How to write unit tests and mock up threadlocals
can we use spring request scope beans to store user info as we can use spring dependency injections nicely
Since application filter we had was operating outside the scope of spring dispatcher servlet, how to get spring request scoped bean and store user info from application filter. [ For the curious, We are not using spring security ]
Finally, I took following steps:
Step1 - Convert ThreadLocal code to Service
Step2 - Declare the bean as request scope
Step3 - Register the RequestContextListener
In case of out of container request scope bean access, register the RequestContextListener.
We would run into below exception, if we don’t add requestContextListener:
Caused by: java.lang.IllegalStateException: No thread-bound request found: Are you referring to request attributes outside of an actual web request, or processing a request outside of the originally receiving thread? If you are actually operating within a web request and still receive this message, your code is probably running outside of DispatcherServlet/DispatcherPortlet: In this case, use RequestContextListener or RequestContextFilter to expose the current request.
Step4 - Initialize your Service
Initialize the threadLocal as per your business logic. Get the access to bean via WebApplicationContextUtils.
Step5 - Inject request scope bean via constructor injection

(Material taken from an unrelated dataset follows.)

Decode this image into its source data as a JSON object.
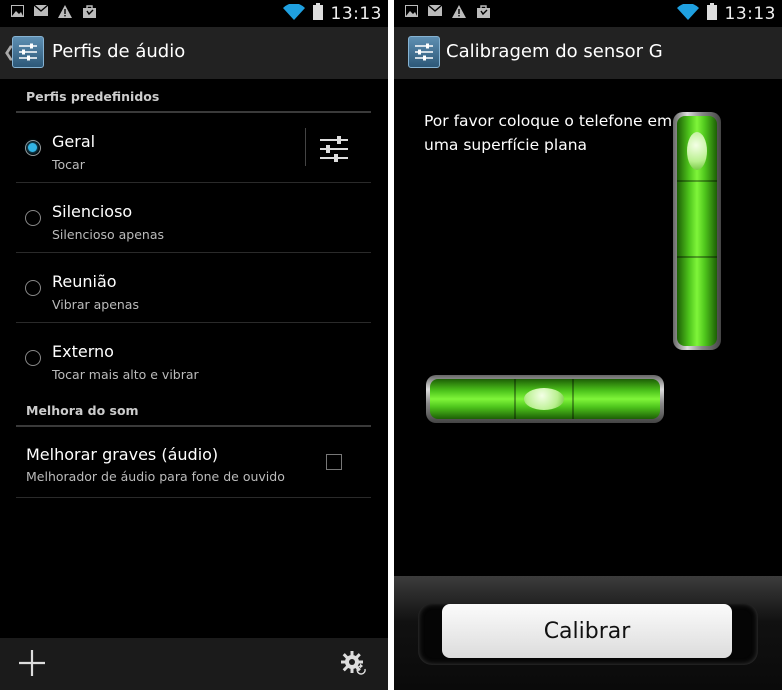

After this we can easily mock UserInfoService in our unit tests and can inject it as a service in other service classes.